* _TASK_
Word for word, restate all the records; images are not part of the copy.
WORKING DATA START
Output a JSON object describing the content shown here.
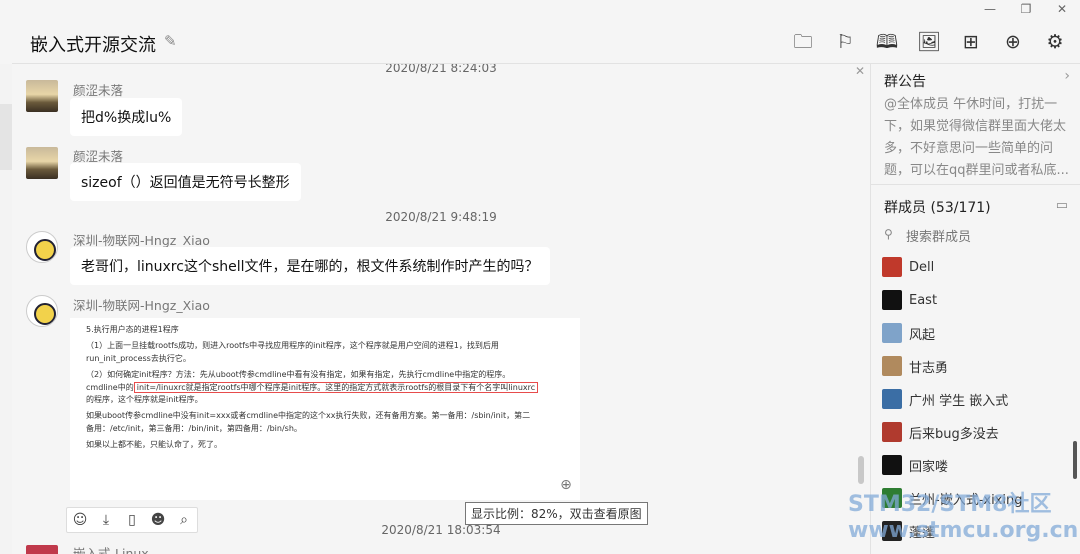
{
  "window": {
    "min_glyph": "—",
    "restore_glyph": "❐",
    "close_glyph": "✕"
  },
  "header": {
    "title": "嵌入式开源交流",
    "toolbar_icons": [
      "folder-icon",
      "flag-icon",
      "book-icon",
      "image-icon",
      "apps-grid-icon",
      "add-box-icon",
      "gear-icon"
    ]
  },
  "chat": {
    "messages": [
      {
        "timestamp": "2020/8/21 8:24:03",
        "sender": "颜涩未落",
        "text": "把d%换成lu%"
      },
      {
        "sender": "颜涩未落",
        "text": "sizeof（）返回值是无符号长整形"
      },
      {
        "timestamp": "2020/8/21 9:48:19",
        "sender": "深圳-物联网-Hngz_Xiao",
        "text": "老哥们，linuxrc这个shell文件，是在哪的，根文件系统制作时产生的吗？"
      },
      {
        "sender": "深圳-物联网-Hngz_Xiao"
      },
      {
        "timestamp": "2020/8/21 18:03:54",
        "sender": "嵌入式-Linux"
      }
    ],
    "image_text": {
      "l1": "5.执行用户态的进程1程序",
      "l2": "（1）上面一旦挂载rootfs成功，则进入rootfs中寻找应用程序的init程序，这个程序就是用户空间的进程1，找到后用",
      "l3": "run_init_process去执行它。",
      "l4": "（2）如何确定init程序？方法：先从uboot传参cmdline中看有没有指定，如果有指定，先执行cmdline中指定的程序。",
      "l5a": "cmdline中的",
      "l5b": "init=/linuxrc就是指定rootfs中哪个程序是init程序。这里的指定方式就表示rootfs的根目录下有个名字叫linuxrc",
      "l6": "的程序，这个程序就是init程序。",
      "l7": "如果uboot传参cmdline中没有init=xxx或者cmdline中指定的这个xx执行失败，还有备用方案。第一备用：/sbin/init，第二",
      "l8": "备用：/etc/init，第三备用：/bin/init，第四备用：/bin/sh。",
      "l9": "如果以上都不能，只能认命了，死了。"
    },
    "image_tooltip": "显示比例：82%，双击查看原图"
  },
  "panel": {
    "notice_title": "群公告",
    "notice_text": "@全体成员 午休时间，打扰一下，如果觉得微信群里面大佬太多，不好意思问一些简单的问题，可以在qq群里问或者私底...",
    "members_title": "群成员 (53/171)",
    "search_placeholder": "搜索群成员",
    "members": [
      {
        "name": "Dell",
        "color": "#c0392b"
      },
      {
        "name": "East",
        "color": "#111111"
      },
      {
        "name": "风起",
        "color": "#7fa3c9"
      },
      {
        "name": "甘志勇",
        "color": "#b08a5e"
      },
      {
        "name": "广州 学生 嵌入式",
        "color": "#3b6ea5"
      },
      {
        "name": "后来bug多没去",
        "color": "#b03a2e"
      },
      {
        "name": "回家喽",
        "color": "#111111"
      },
      {
        "name": "兰州-嵌入式-xixing",
        "color": "#2e7d32"
      },
      {
        "name": "蓬蓬",
        "color": "#222222"
      }
    ]
  },
  "watermark": {
    "line1": "STM32/STM8社区",
    "line2": "www.stmcu.org.cn"
  }
}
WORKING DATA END
* _YOUR SOLUTION_
Output a JSON object describing the content shown here.
{
  "window": {
    "min_glyph": "—",
    "restore_glyph": "❐",
    "close_glyph": "✕"
  },
  "header": {
    "title": "嵌入式开源交流",
    "toolbar_icons": [
      "folder-icon",
      "flag-icon",
      "book-icon",
      "image-icon",
      "apps-grid-icon",
      "add-box-icon",
      "gear-icon"
    ]
  },
  "chat": {
    "messages": [
      {
        "timestamp": "2020/8/21 8:24:03",
        "sender": "颜涩未落",
        "text": "把d%换成lu%"
      },
      {
        "sender": "颜涩未落",
        "text": "sizeof（）返回值是无符号长整形"
      },
      {
        "timestamp": "2020/8/21 9:48:19",
        "sender": "深圳-物联网-Hngz_Xiao",
        "text": "老哥们，linuxrc这个shell文件，是在哪的，根文件系统制作时产生的吗？"
      },
      {
        "sender": "深圳-物联网-Hngz_Xiao"
      },
      {
        "timestamp": "2020/8/21 18:03:54",
        "sender": "嵌入式-Linux"
      }
    ],
    "image_text": {
      "l1": "5.执行用户态的进程1程序",
      "l2": "（1）上面一旦挂载rootfs成功，则进入rootfs中寻找应用程序的init程序，这个程序就是用户空间的进程1，找到后用",
      "l3": "run_init_process去执行它。",
      "l4": "（2）如何确定init程序？方法：先从uboot传参cmdline中看有没有指定，如果有指定，先执行cmdline中指定的程序。",
      "l5a": "cmdline中的",
      "l5b": "init=/linuxrc就是指定rootfs中哪个程序是init程序。这里的指定方式就表示rootfs的根目录下有个名字叫linuxrc",
      "l6": "的程序，这个程序就是init程序。",
      "l7": "如果uboot传参cmdline中没有init=xxx或者cmdline中指定的这个xx执行失败，还有备用方案。第一备用：/sbin/init，第二",
      "l8": "备用：/etc/init，第三备用：/bin/init，第四备用：/bin/sh。",
      "l9": "如果以上都不能，只能认命了，死了。"
    },
    "image_tooltip": "显示比例：82%，双击查看原图"
  },
  "panel": {
    "notice_title": "群公告",
    "notice_text": "@全体成员 午休时间，打扰一下，如果觉得微信群里面大佬太多，不好意思问一些简单的问题，可以在qq群里问或者私底...",
    "members_title": "群成员 (53/171)",
    "search_placeholder": "搜索群成员",
    "members": [
      {
        "name": "Dell",
        "color": "#c0392b"
      },
      {
        "name": "East",
        "color": "#111111"
      },
      {
        "name": "风起",
        "color": "#7fa3c9"
      },
      {
        "name": "甘志勇",
        "color": "#b08a5e"
      },
      {
        "name": "广州 学生 嵌入式",
        "color": "#3b6ea5"
      },
      {
        "name": "后来bug多没去",
        "color": "#b03a2e"
      },
      {
        "name": "回家喽",
        "color": "#111111"
      },
      {
        "name": "兰州-嵌入式-xixing",
        "color": "#2e7d32"
      },
      {
        "name": "蓬蓬",
        "color": "#222222"
      }
    ]
  },
  "watermark": {
    "line1": "STM32/STM8社区",
    "line2": "www.stmcu.org.cn"
  }
}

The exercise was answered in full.